Data records for software interfaces:
##########

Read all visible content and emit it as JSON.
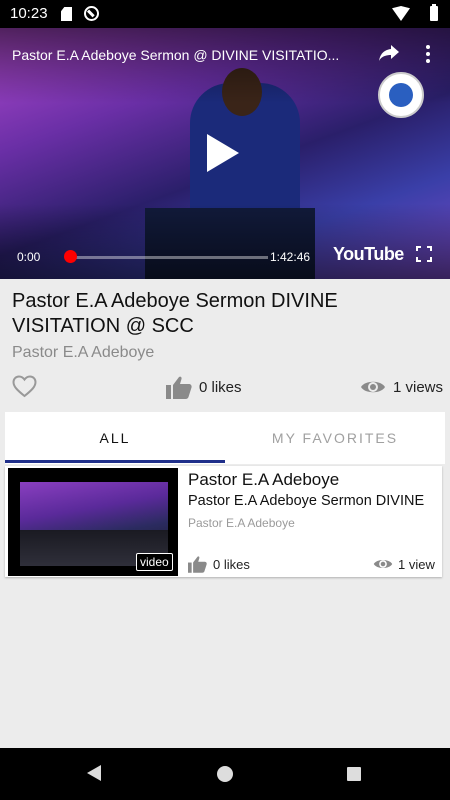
{
  "status_bar": {
    "time": "10:23",
    "icons": [
      "sd-card-icon",
      "do-not-disturb-icon",
      "wifi-icon",
      "battery-icon"
    ]
  },
  "player": {
    "title": "Pastor E.A Adeboye Sermon @ DIVINE VISITATIO...",
    "current_time": "0:00",
    "total_time": "1:42:46",
    "progress": 0.0,
    "brand": "YouTube"
  },
  "video": {
    "title": "Pastor E.A Adeboye Sermon DIVINE VISITATION @ SCC",
    "author": "Pastor E.A Adeboye",
    "likes": "0 likes",
    "views": "1 views"
  },
  "tabs": {
    "all": "ALL",
    "favorites": "MY FAVORITES",
    "active": "all"
  },
  "list": {
    "items": [
      {
        "heading": "Pastor E.A Adeboye",
        "title": "Pastor E.A Adeboye Sermon DIVINE",
        "author": "Pastor E.A Adeboye",
        "badge": "video",
        "likes": "0 likes",
        "views": "1 view"
      }
    ]
  },
  "colors": {
    "accent": "#1f2f8a",
    "progress": "#ff0000",
    "background": "#ececec"
  }
}
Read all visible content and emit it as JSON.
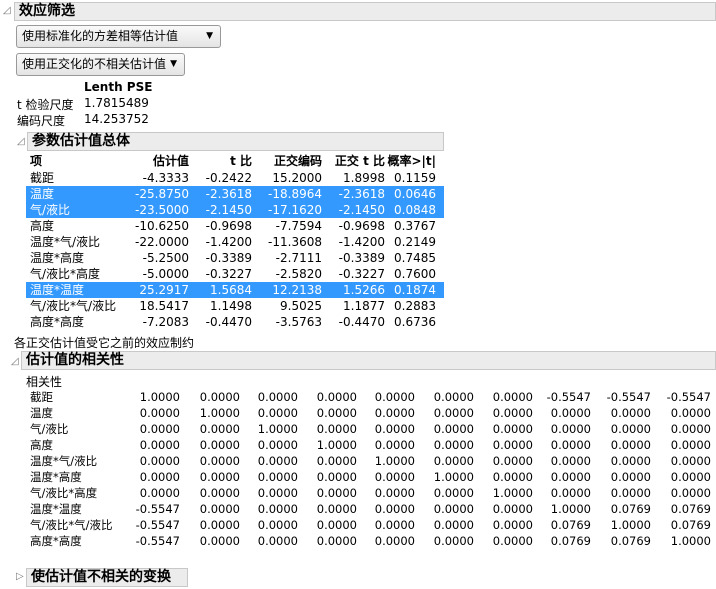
{
  "screening": {
    "title": "效应筛选",
    "dropdown1": "使用标准化的方差相等估计值",
    "dropdown2": "使用正交化的不相关估计值",
    "lenth_header": "Lenth PSE",
    "t_label": "t 检验尺度",
    "t_value": "1.7815489",
    "code_label": "编码尺度",
    "code_value": "14.253752"
  },
  "params": {
    "title": "参数估计值总体",
    "headers": [
      "项",
      "估计值",
      "t 比",
      "正交编码",
      "正交 t 比",
      "概率>|t|"
    ],
    "rows": [
      {
        "term": "截距",
        "v": [
          "-4.3333",
          "-0.2422",
          "15.2000",
          "1.8998",
          "0.1159"
        ],
        "selected": false
      },
      {
        "term": "温度",
        "v": [
          "-25.8750",
          "-2.3618",
          "-18.8964",
          "-2.3618",
          "0.0646"
        ],
        "selected": true
      },
      {
        "term": "气/液比",
        "v": [
          "-23.5000",
          "-2.1450",
          "-17.1620",
          "-2.1450",
          "0.0848"
        ],
        "selected": true
      },
      {
        "term": "高度",
        "v": [
          "-10.6250",
          "-0.9698",
          "-7.7594",
          "-0.9698",
          "0.3767"
        ],
        "selected": false
      },
      {
        "term": "温度*气/液比",
        "v": [
          "-22.0000",
          "-1.4200",
          "-11.3608",
          "-1.4200",
          "0.2149"
        ],
        "selected": false
      },
      {
        "term": "温度*高度",
        "v": [
          "-5.2500",
          "-0.3389",
          "-2.7111",
          "-0.3389",
          "0.7485"
        ],
        "selected": false
      },
      {
        "term": "气/液比*高度",
        "v": [
          "-5.0000",
          "-0.3227",
          "-2.5820",
          "-0.3227",
          "0.7600"
        ],
        "selected": false
      },
      {
        "term": "温度*温度",
        "v": [
          "25.2917",
          "1.5684",
          "12.2138",
          "1.5266",
          "0.1874"
        ],
        "selected": true
      },
      {
        "term": "气/液比*气/液比",
        "v": [
          "18.5417",
          "1.1498",
          "9.5025",
          "1.1877",
          "0.2883"
        ],
        "selected": false
      },
      {
        "term": "高度*高度",
        "v": [
          "-7.2083",
          "-0.4470",
          "-3.5763",
          "-0.4470",
          "0.6736"
        ],
        "selected": false
      }
    ],
    "note": "各正交估计值受它之前的效应制约"
  },
  "corr": {
    "title": "估计值的相关性",
    "label": "相关性",
    "rows": [
      {
        "term": "截距",
        "v": [
          "1.0000",
          "0.0000",
          "0.0000",
          "0.0000",
          "0.0000",
          "0.0000",
          "0.0000",
          "-0.5547",
          "-0.5547",
          "-0.5547"
        ]
      },
      {
        "term": "温度",
        "v": [
          "0.0000",
          "1.0000",
          "0.0000",
          "0.0000",
          "0.0000",
          "0.0000",
          "0.0000",
          "0.0000",
          "0.0000",
          "0.0000"
        ]
      },
      {
        "term": "气/液比",
        "v": [
          "0.0000",
          "0.0000",
          "1.0000",
          "0.0000",
          "0.0000",
          "0.0000",
          "0.0000",
          "0.0000",
          "0.0000",
          "0.0000"
        ]
      },
      {
        "term": "高度",
        "v": [
          "0.0000",
          "0.0000",
          "0.0000",
          "1.0000",
          "0.0000",
          "0.0000",
          "0.0000",
          "0.0000",
          "0.0000",
          "0.0000"
        ]
      },
      {
        "term": "温度*气/液比",
        "v": [
          "0.0000",
          "0.0000",
          "0.0000",
          "0.0000",
          "1.0000",
          "0.0000",
          "0.0000",
          "0.0000",
          "0.0000",
          "0.0000"
        ]
      },
      {
        "term": "温度*高度",
        "v": [
          "0.0000",
          "0.0000",
          "0.0000",
          "0.0000",
          "0.0000",
          "1.0000",
          "0.0000",
          "0.0000",
          "0.0000",
          "0.0000"
        ]
      },
      {
        "term": "气/液比*高度",
        "v": [
          "0.0000",
          "0.0000",
          "0.0000",
          "0.0000",
          "0.0000",
          "0.0000",
          "1.0000",
          "0.0000",
          "0.0000",
          "0.0000"
        ]
      },
      {
        "term": "温度*温度",
        "v": [
          "-0.5547",
          "0.0000",
          "0.0000",
          "0.0000",
          "0.0000",
          "0.0000",
          "0.0000",
          "1.0000",
          "0.0769",
          "0.0769"
        ]
      },
      {
        "term": "气/液比*气/液比",
        "v": [
          "-0.5547",
          "0.0000",
          "0.0000",
          "0.0000",
          "0.0000",
          "0.0000",
          "0.0000",
          "0.0769",
          "1.0000",
          "0.0769"
        ]
      },
      {
        "term": "高度*高度",
        "v": [
          "-0.5547",
          "0.0000",
          "0.0000",
          "0.0000",
          "0.0000",
          "0.0000",
          "0.0000",
          "0.0769",
          "0.0769",
          "1.0000"
        ]
      }
    ]
  },
  "transform": {
    "title": "使估计值不相关的变换"
  }
}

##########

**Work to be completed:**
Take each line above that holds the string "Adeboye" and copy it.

**Task response:**
    "title": "Pastor E.A Adeboye Sermon @ DIVINE VISITATIO...",
    "title": "Pastor E.A Adeboye Sermon DIVINE VISITATION @ SCC",
    "author": "Pastor E.A Adeboye",
        "heading": "Pastor E.A Adeboye",
        "title": "Pastor E.A Adeboye Sermon DIVINE",
        "author": "Pastor E.A Adeboye",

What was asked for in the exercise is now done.